*RECORD EXCERPTS*.
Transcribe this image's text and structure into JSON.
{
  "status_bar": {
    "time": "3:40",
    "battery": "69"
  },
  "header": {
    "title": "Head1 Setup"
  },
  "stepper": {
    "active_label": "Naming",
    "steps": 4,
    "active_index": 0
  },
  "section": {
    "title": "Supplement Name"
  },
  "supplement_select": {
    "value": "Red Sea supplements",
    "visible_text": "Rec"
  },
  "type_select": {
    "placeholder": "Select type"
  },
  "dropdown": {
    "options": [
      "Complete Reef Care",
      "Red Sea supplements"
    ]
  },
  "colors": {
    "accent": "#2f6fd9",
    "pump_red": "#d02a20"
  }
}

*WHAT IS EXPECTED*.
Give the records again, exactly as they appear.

*ANSWER FOR THE TASK*.
Transcribe this image's text and structure into JSON.
{
  "status_bar": {
    "time": "3:40",
    "battery": "69"
  },
  "header": {
    "title": "Head1 Setup"
  },
  "stepper": {
    "active_label": "Naming",
    "steps": 4,
    "active_index": 0
  },
  "section": {
    "title": "Supplement Name"
  },
  "supplement_select": {
    "value": "Red Sea supplements",
    "visible_text": "Rec"
  },
  "type_select": {
    "placeholder": "Select type"
  },
  "dropdown": {
    "options": [
      "Complete Reef Care",
      "Red Sea supplements"
    ]
  },
  "colors": {
    "accent": "#2f6fd9",
    "pump_red": "#d02a20"
  }
}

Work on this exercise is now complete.